TASK INSTRUCTIONS:
Copy every line in the listing that contains "Windows".

SUPPLIED DATA:

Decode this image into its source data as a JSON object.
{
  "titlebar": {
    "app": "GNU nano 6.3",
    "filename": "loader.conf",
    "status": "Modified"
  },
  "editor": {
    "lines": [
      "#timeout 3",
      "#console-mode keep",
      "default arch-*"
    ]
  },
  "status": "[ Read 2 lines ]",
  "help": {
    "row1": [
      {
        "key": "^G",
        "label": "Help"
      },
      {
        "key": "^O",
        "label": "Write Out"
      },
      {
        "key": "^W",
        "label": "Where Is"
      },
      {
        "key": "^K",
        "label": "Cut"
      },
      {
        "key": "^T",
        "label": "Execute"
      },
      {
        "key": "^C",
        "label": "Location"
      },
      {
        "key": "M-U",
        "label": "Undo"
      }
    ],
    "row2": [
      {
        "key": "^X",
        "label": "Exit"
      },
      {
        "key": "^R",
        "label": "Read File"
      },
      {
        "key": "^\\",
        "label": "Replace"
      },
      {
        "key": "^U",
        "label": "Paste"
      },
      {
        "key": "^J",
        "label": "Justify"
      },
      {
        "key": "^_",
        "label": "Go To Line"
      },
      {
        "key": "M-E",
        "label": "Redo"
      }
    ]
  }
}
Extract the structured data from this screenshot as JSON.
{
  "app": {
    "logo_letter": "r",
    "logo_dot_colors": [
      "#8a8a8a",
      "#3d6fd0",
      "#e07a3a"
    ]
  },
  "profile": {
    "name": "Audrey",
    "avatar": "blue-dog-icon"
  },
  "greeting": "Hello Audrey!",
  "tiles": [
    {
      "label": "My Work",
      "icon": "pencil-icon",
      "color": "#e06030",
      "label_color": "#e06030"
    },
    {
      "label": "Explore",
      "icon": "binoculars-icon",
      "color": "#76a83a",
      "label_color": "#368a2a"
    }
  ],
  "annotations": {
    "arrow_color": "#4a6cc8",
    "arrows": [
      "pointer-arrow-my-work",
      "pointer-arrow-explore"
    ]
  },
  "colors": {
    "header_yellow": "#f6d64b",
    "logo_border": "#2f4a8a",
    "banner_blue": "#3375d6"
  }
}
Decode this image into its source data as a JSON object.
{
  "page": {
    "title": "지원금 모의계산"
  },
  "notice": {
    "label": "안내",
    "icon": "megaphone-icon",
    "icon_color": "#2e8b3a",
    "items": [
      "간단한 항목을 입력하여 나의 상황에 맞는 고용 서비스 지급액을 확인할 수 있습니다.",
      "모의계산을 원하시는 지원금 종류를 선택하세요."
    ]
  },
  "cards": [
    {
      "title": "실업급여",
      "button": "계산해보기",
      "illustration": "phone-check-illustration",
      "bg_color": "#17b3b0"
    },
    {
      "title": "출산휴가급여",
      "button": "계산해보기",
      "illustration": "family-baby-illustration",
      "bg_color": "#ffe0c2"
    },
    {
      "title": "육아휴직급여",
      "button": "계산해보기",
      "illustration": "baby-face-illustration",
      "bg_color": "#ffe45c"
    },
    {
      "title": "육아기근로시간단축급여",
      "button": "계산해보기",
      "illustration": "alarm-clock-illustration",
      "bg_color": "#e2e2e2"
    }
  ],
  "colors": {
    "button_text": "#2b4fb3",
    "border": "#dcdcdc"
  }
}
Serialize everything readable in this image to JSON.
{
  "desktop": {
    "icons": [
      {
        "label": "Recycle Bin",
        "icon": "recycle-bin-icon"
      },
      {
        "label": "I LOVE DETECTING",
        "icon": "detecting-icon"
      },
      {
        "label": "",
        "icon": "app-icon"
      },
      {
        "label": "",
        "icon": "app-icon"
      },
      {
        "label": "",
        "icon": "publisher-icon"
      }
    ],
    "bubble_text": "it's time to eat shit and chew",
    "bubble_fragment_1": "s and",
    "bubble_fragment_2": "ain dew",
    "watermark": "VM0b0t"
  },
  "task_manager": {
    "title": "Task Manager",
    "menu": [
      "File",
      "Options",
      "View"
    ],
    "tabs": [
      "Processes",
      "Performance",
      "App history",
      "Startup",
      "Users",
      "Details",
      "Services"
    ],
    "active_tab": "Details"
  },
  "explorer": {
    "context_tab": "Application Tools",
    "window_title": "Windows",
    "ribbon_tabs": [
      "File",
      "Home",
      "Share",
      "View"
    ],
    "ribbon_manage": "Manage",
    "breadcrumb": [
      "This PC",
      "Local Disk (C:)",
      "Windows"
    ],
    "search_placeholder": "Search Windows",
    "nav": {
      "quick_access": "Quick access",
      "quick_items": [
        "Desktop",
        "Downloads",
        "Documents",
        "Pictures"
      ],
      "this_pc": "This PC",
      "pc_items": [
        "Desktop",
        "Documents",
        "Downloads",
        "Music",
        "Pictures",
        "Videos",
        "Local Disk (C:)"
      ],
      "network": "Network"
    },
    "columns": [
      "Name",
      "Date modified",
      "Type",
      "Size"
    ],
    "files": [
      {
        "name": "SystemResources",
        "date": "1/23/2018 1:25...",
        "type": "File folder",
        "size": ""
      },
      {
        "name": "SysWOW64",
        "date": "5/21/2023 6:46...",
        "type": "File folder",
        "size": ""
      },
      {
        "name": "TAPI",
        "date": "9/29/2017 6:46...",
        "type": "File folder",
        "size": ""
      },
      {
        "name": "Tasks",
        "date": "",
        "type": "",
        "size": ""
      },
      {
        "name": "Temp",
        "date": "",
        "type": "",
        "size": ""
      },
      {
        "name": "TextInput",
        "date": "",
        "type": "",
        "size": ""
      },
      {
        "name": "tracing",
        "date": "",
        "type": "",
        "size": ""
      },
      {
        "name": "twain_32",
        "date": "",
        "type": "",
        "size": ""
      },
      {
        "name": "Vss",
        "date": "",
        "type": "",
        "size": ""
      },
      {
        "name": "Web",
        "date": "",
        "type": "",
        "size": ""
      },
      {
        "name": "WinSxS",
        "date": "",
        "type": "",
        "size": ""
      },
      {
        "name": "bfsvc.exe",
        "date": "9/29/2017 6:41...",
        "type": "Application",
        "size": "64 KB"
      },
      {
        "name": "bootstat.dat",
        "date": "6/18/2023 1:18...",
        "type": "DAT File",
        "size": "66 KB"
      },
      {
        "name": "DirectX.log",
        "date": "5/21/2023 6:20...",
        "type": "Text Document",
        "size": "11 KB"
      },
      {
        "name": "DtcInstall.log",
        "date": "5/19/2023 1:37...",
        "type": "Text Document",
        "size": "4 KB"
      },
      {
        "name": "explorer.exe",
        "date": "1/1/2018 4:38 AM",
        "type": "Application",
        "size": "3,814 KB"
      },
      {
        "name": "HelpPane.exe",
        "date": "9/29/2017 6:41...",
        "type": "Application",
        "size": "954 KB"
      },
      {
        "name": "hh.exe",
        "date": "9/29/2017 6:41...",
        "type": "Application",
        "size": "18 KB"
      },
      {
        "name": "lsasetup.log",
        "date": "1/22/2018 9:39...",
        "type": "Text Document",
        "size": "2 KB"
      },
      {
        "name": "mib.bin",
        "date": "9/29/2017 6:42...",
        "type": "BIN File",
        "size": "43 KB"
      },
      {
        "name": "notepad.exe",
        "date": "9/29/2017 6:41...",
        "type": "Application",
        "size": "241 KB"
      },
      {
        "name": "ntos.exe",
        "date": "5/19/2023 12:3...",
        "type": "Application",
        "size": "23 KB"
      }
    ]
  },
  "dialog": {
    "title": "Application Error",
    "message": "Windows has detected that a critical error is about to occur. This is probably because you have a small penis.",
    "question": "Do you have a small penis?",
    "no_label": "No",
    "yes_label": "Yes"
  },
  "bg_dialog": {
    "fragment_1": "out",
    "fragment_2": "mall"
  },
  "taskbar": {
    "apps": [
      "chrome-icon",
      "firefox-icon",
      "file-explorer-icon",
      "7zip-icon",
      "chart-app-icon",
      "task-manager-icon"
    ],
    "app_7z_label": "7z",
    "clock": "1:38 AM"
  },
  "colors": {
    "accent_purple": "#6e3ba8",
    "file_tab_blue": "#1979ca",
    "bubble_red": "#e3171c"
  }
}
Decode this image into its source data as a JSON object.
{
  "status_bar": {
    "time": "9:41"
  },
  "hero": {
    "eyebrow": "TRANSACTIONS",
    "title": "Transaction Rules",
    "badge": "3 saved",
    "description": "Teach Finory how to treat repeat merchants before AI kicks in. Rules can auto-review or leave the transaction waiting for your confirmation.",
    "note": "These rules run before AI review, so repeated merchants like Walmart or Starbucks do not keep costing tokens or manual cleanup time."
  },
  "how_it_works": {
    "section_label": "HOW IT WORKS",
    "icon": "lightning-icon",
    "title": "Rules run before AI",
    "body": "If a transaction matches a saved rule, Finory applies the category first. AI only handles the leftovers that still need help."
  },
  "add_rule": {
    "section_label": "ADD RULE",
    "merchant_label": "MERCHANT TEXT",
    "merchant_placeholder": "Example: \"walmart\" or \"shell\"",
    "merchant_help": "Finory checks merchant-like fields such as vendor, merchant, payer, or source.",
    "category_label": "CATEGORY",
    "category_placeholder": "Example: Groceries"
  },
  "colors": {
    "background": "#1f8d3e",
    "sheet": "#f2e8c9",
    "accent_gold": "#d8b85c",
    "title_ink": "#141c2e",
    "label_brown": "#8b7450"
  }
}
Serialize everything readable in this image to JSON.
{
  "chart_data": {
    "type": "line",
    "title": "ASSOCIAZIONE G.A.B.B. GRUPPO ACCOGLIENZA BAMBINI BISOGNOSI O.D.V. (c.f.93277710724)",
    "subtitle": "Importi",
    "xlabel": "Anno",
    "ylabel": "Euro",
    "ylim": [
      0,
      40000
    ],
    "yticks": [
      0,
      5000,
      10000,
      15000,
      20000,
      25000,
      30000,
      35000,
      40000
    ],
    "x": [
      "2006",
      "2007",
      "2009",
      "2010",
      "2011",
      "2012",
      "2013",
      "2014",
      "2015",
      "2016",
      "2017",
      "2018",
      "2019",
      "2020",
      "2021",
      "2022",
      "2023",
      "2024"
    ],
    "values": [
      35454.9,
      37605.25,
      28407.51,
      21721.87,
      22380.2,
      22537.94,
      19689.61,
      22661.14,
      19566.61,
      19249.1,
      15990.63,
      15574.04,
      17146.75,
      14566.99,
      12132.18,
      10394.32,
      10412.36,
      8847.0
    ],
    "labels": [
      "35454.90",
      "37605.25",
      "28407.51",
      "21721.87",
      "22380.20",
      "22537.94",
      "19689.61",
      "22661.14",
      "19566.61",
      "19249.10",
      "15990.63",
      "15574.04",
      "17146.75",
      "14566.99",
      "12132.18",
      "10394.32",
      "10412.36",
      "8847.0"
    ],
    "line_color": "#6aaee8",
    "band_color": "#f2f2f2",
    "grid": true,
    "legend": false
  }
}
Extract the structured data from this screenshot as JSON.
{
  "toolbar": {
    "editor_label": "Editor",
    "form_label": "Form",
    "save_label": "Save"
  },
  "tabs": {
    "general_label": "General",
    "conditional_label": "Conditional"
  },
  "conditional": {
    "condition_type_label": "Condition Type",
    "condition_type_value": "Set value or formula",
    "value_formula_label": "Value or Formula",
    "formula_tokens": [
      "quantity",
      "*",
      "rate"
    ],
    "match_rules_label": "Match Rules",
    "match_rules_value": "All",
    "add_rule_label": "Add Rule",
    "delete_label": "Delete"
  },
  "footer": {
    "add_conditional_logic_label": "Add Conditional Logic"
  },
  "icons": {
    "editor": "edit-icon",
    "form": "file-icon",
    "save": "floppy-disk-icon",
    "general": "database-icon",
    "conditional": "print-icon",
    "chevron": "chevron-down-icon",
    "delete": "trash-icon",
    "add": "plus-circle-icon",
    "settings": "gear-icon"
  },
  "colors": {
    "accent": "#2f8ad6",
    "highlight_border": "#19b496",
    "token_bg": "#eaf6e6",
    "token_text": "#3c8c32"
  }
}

ANSWER SPACE:
    "window_title": "Windows",
      "Windows"
    "search_placeholder": "Search Windows",
    "message": "Windows has detected that a critical error is about to occur. This is probably because you have a small penis.",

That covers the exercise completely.